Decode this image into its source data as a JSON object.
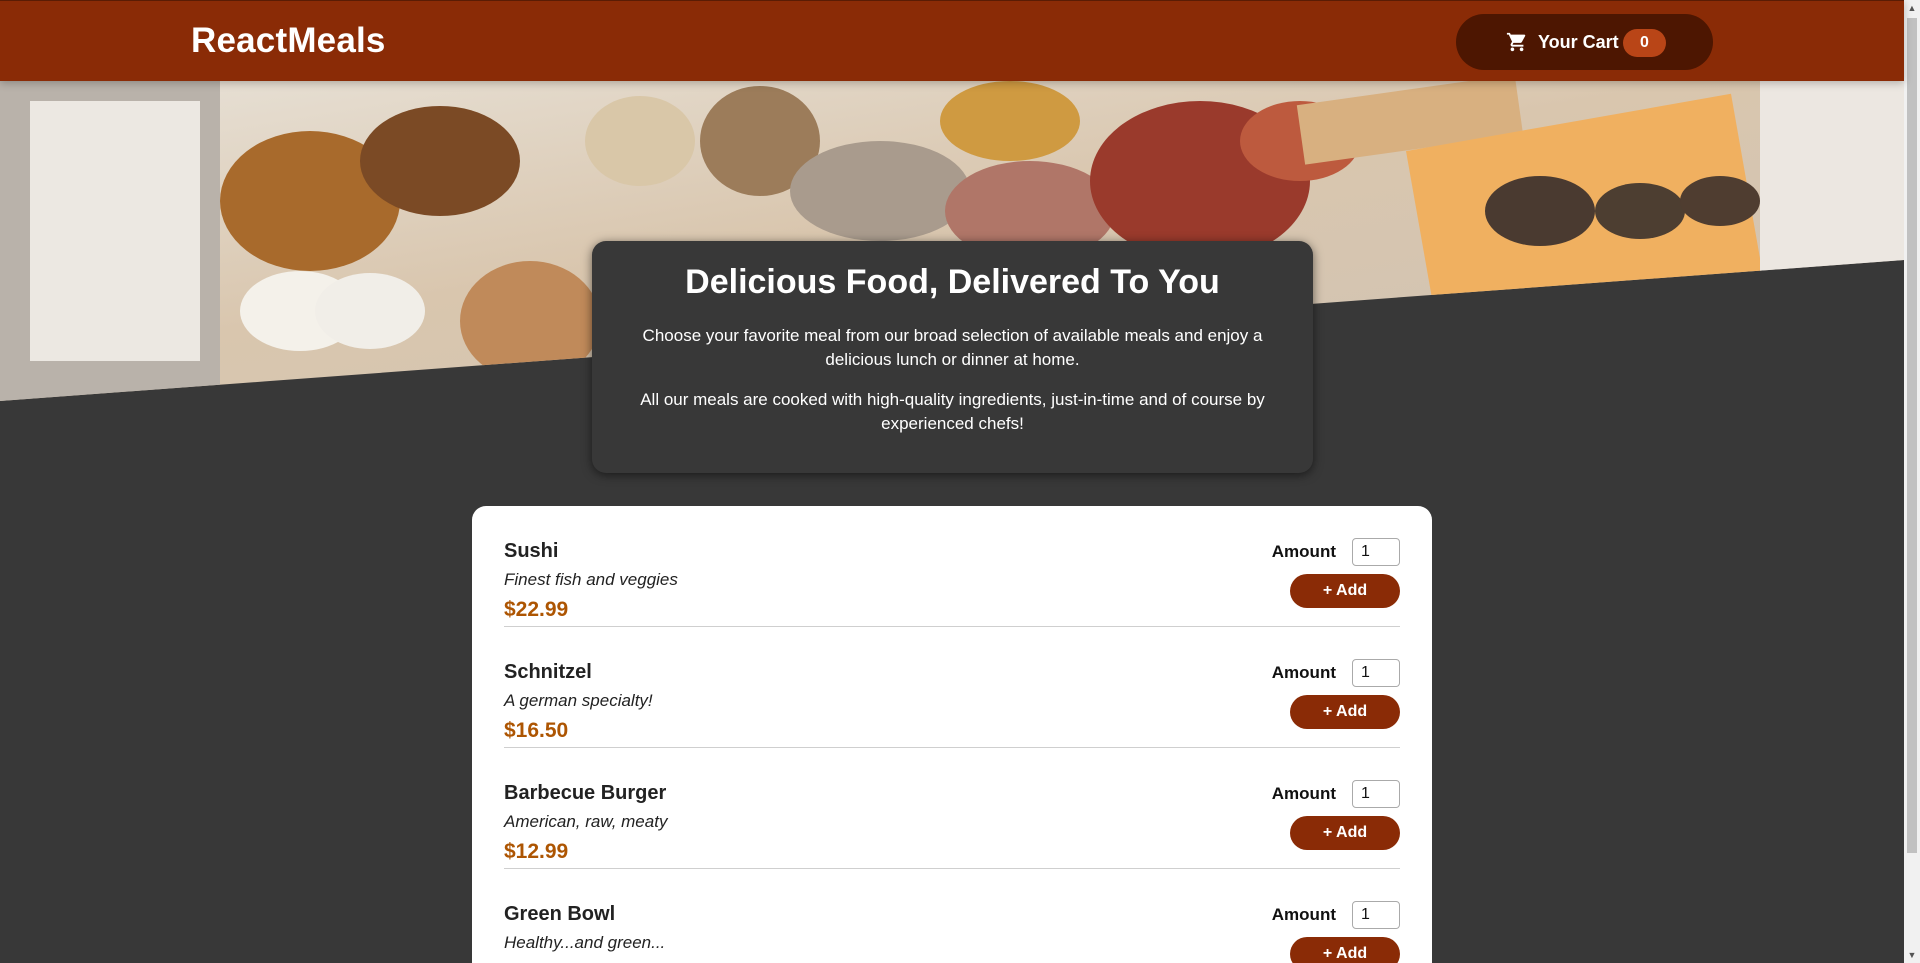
{
  "header": {
    "brand": "ReactMeals",
    "cart_label": "Your Cart",
    "cart_count": "0"
  },
  "summary": {
    "title": "Delicious Food, Delivered To You",
    "paragraph1": "Choose your favorite meal from our broad selection of available meals and enjoy a delicious lunch or dinner at home.",
    "paragraph2": "All our meals are cooked with high-quality ingredients, just-in-time and of course by experienced chefs!"
  },
  "meals": [
    {
      "name": "Sushi",
      "description": "Finest fish and veggies",
      "price": "$22.99",
      "amount_label": "Amount",
      "amount": "1",
      "add_label": "+ Add"
    },
    {
      "name": "Schnitzel",
      "description": "A german specialty!",
      "price": "$16.50",
      "amount_label": "Amount",
      "amount": "1",
      "add_label": "+ Add"
    },
    {
      "name": "Barbecue Burger",
      "description": "American, raw, meaty",
      "price": "$12.99",
      "amount_label": "Amount",
      "amount": "1",
      "add_label": "+ Add"
    },
    {
      "name": "Green Bowl",
      "description": "Healthy...and green...",
      "price": "",
      "amount_label": "Amount",
      "amount": "1",
      "add_label": "+ Add"
    }
  ],
  "colors": {
    "header": "#8a2b06",
    "cart_button": "#4d1601",
    "badge": "#b94517",
    "price": "#ad5502",
    "page_background": "#383838"
  },
  "icons": {
    "cart": "shopping-cart-icon"
  }
}
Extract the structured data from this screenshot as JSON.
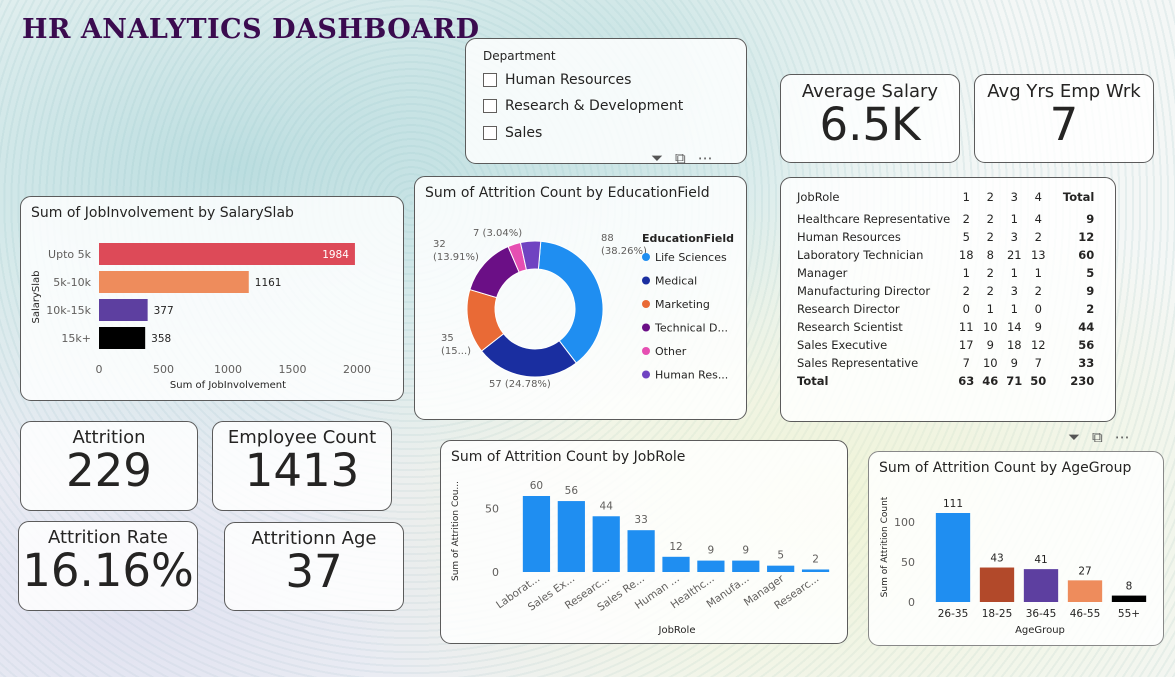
{
  "title": "HR ANALYTICS DASHBOARD",
  "slicer": {
    "header": "Department",
    "options": [
      "Human Resources",
      "Research & Development",
      "Sales"
    ]
  },
  "visual_icons": {
    "filter": "filter-icon",
    "focus": "focus-mode-icon",
    "more": "more-options-icon"
  },
  "kpis": {
    "avg_salary": {
      "label": "Average Salary",
      "value": "6.5K"
    },
    "avg_yrs": {
      "label": "Avg Yrs Emp Wrk",
      "value": "7"
    },
    "attrition": {
      "label": "Attrition",
      "value": "229"
    },
    "employee_count": {
      "label": "Employee Count",
      "value": "1413"
    },
    "attrition_rate": {
      "label": "Attrition Rate",
      "value": "16.16%"
    },
    "attrition_age": {
      "label": "Attritionn Age",
      "value": "37"
    }
  },
  "matrix": {
    "headers": [
      "JobRole",
      "1",
      "2",
      "3",
      "4",
      "Total"
    ],
    "rows": [
      [
        "Healthcare Representative",
        "2",
        "2",
        "1",
        "4",
        "9"
      ],
      [
        "Human Resources",
        "5",
        "2",
        "3",
        "2",
        "12"
      ],
      [
        "Laboratory Technician",
        "18",
        "8",
        "21",
        "13",
        "60"
      ],
      [
        "Manager",
        "1",
        "2",
        "1",
        "1",
        "5"
      ],
      [
        "Manufacturing Director",
        "2",
        "2",
        "3",
        "2",
        "9"
      ],
      [
        "Research Director",
        "0",
        "1",
        "1",
        "0",
        "2"
      ],
      [
        "Research Scientist",
        "11",
        "10",
        "14",
        "9",
        "44"
      ],
      [
        "Sales Executive",
        "17",
        "9",
        "18",
        "12",
        "56"
      ],
      [
        "Sales Representative",
        "7",
        "10",
        "9",
        "7",
        "33"
      ]
    ],
    "total": [
      "Total",
      "63",
      "46",
      "71",
      "50",
      "230"
    ]
  },
  "chart_data": [
    {
      "id": "salaryslab",
      "type": "bar",
      "orientation": "horizontal",
      "title": "Sum of JobInvolvement by SalarySlab",
      "xlabel": "Sum of JobInvolvement",
      "ylabel": "SalarySlab",
      "categories": [
        "Upto 5k",
        "5k-10k",
        "10k-15k",
        "15k+"
      ],
      "values": [
        1984,
        1161,
        377,
        358
      ],
      "colors": [
        "#dd4a58",
        "#ee8c5c",
        "#5d3fa0",
        "#000000"
      ],
      "xlim": [
        0,
        2000
      ],
      "xticks": [
        "0",
        "500",
        "1000",
        "1500",
        "2000"
      ],
      "data_labels": [
        "1984",
        "1161",
        "377",
        "358"
      ]
    },
    {
      "id": "education",
      "type": "pie",
      "donut": true,
      "title": "Sum of Attrition Count by EducationField",
      "legend_title": "EducationField",
      "legend_position": "right",
      "categories": [
        "Life Sciences",
        "Medical",
        "Marketing",
        "Technical D...",
        "Other",
        "Human Res..."
      ],
      "values": [
        88,
        57,
        35,
        32,
        7,
        11
      ],
      "colors": [
        "#1f8ef1",
        "#1a2ea0",
        "#e96a36",
        "#6b0f86",
        "#e64fb2",
        "#7043c1"
      ],
      "data_labels": [
        "88\n(38.26%)",
        "57 (24.78%)",
        "35\n(15...)",
        "32\n(13.91%)",
        "7 (3.04%)",
        ""
      ]
    },
    {
      "id": "jobrole",
      "type": "bar",
      "title": "Sum of Attrition Count by JobRole",
      "xlabel": "JobRole",
      "ylabel": "Sum of Attrition Cou...",
      "categories": [
        "Laborat...",
        "Sales Ex...",
        "Researc...",
        "Sales Re...",
        "Human ...",
        "Healthc...",
        "Manufa...",
        "Manager",
        "Researc..."
      ],
      "values": [
        60,
        56,
        44,
        33,
        12,
        9,
        9,
        5,
        2
      ],
      "color": "#1f8ef1",
      "ylim": [
        0,
        60
      ],
      "yticks": [
        "0",
        "50"
      ]
    },
    {
      "id": "agegroup",
      "type": "bar",
      "title": "Sum of Attrition Count by AgeGroup",
      "xlabel": "AgeGroup",
      "ylabel": "Sum of Attrition Count",
      "categories": [
        "26-35",
        "18-25",
        "36-45",
        "46-55",
        "55+"
      ],
      "values": [
        111,
        43,
        41,
        27,
        8
      ],
      "colors": [
        "#1f8ef1",
        "#b2492a",
        "#5d3fa0",
        "#ee8c5c",
        "#000000"
      ],
      "ylim": [
        0,
        111
      ],
      "yticks": [
        "0",
        "50",
        "100"
      ]
    }
  ]
}
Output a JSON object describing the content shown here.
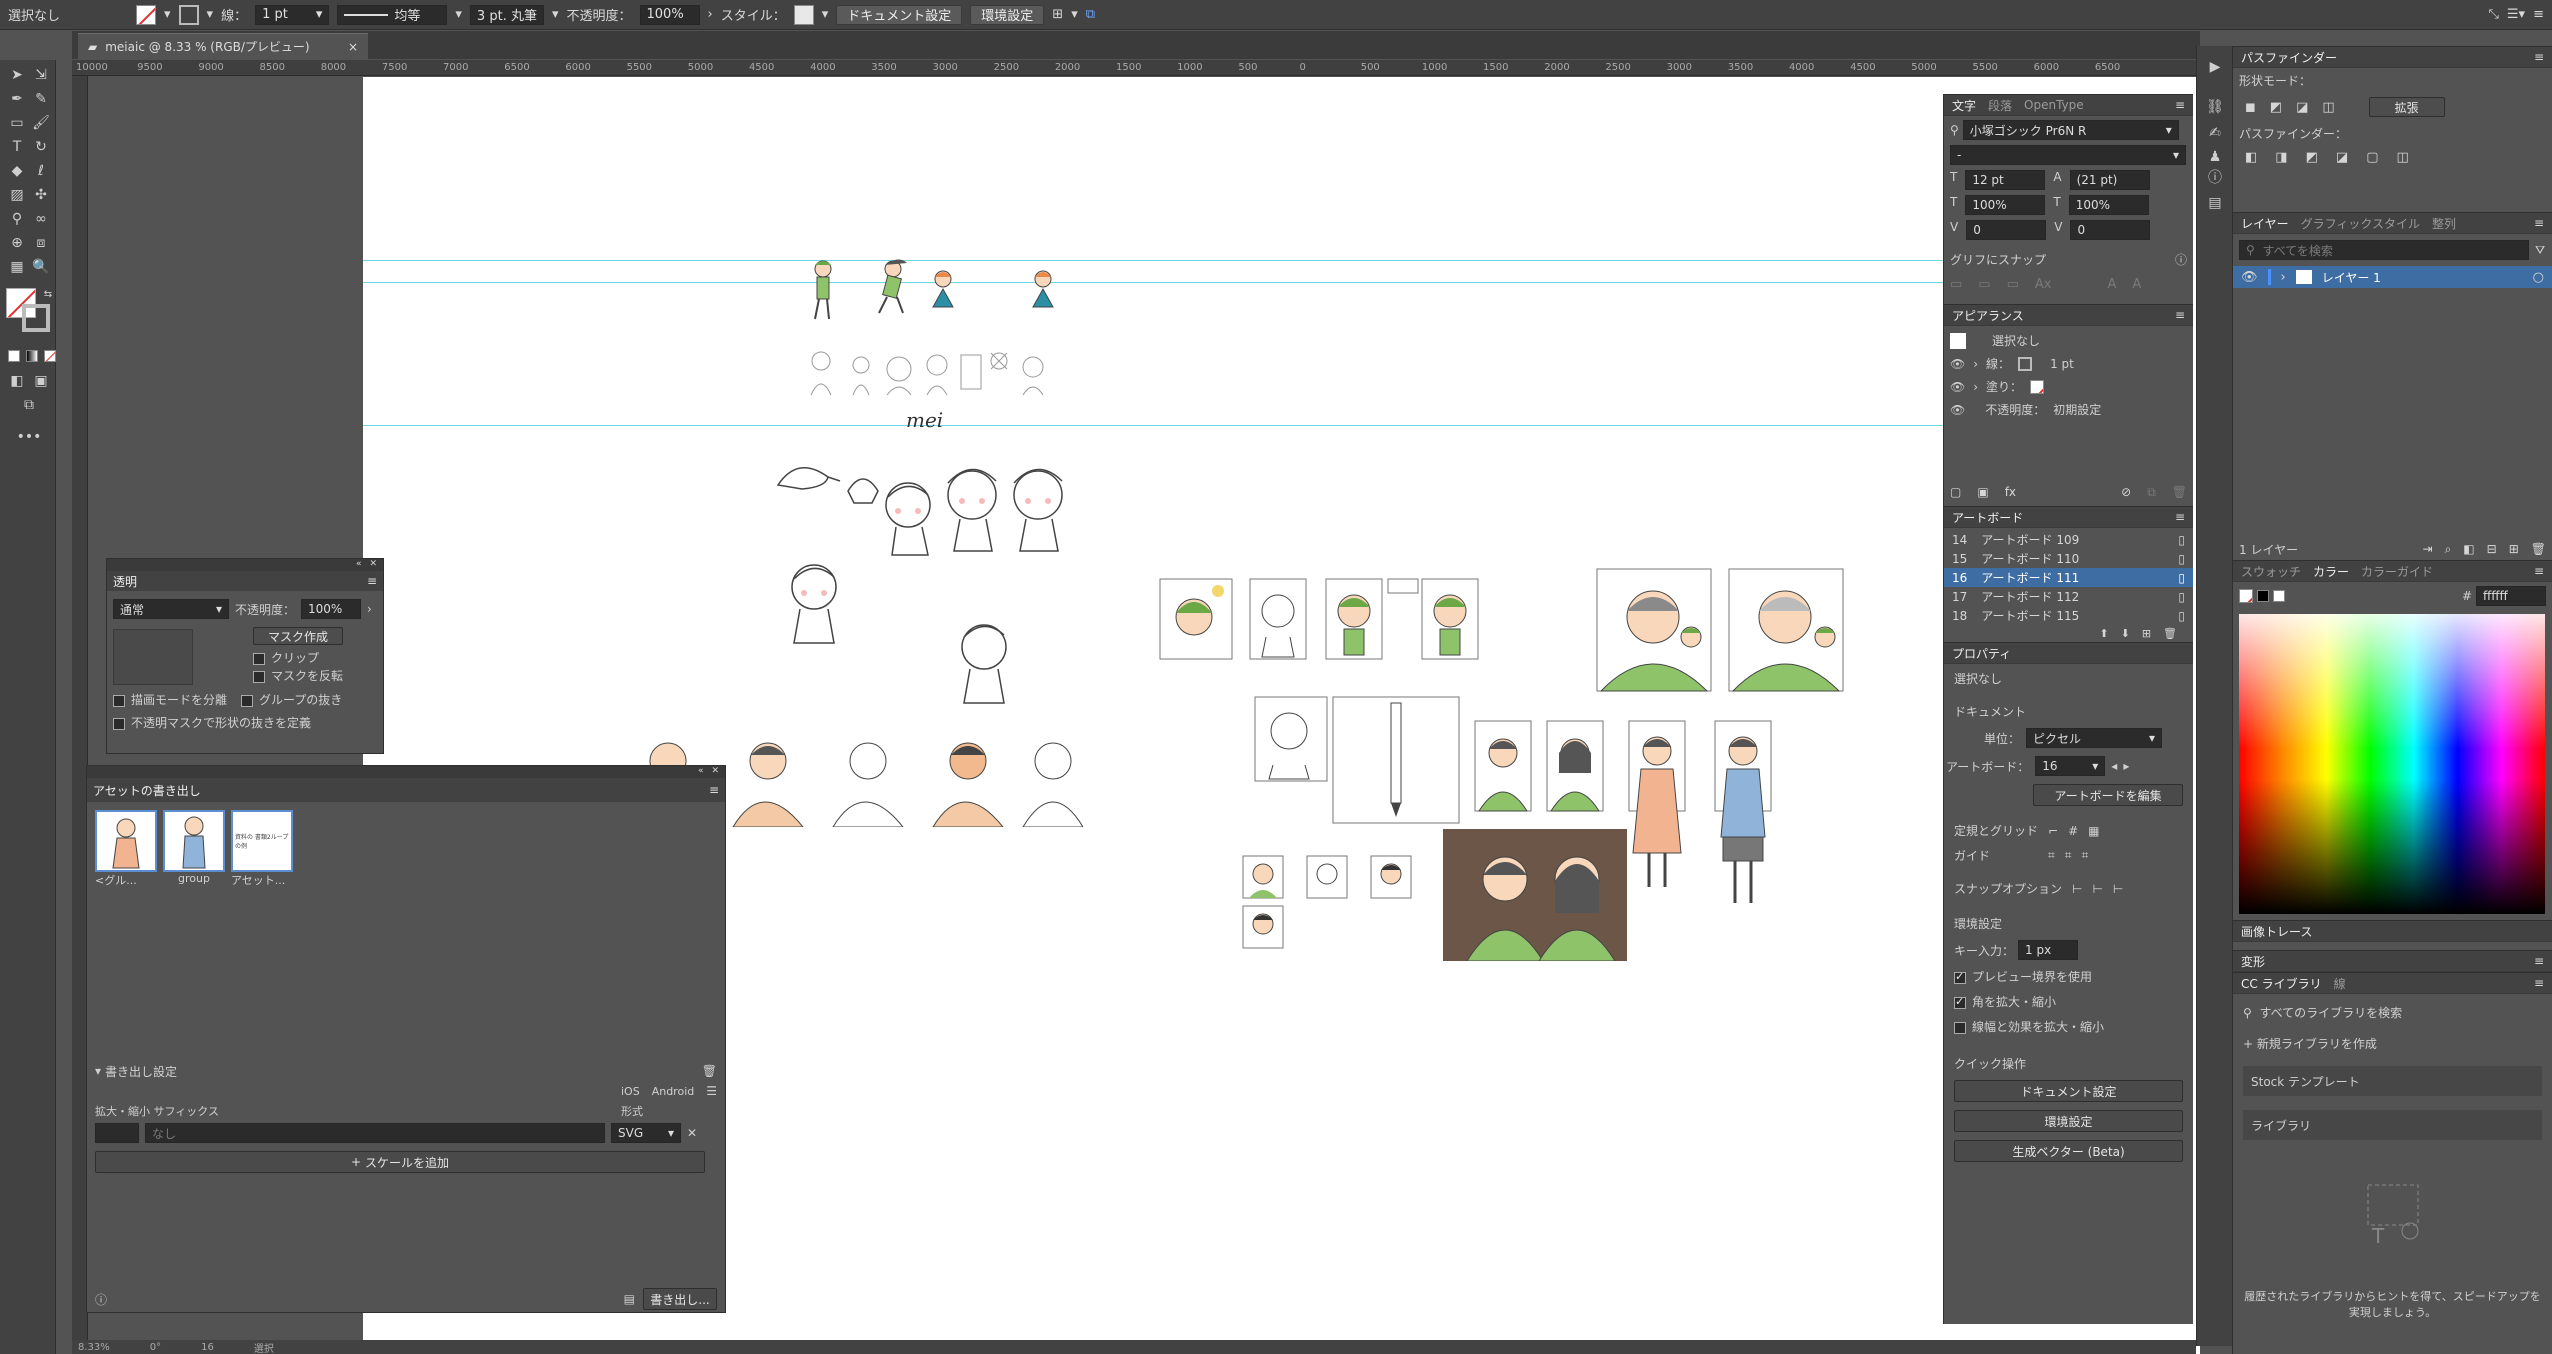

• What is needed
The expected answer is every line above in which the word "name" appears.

• Written solution
      "name": "Sushi",
      "name": "Schnitzel",
      "name": "Barbecue Burger",
      "name": "Green Bowl",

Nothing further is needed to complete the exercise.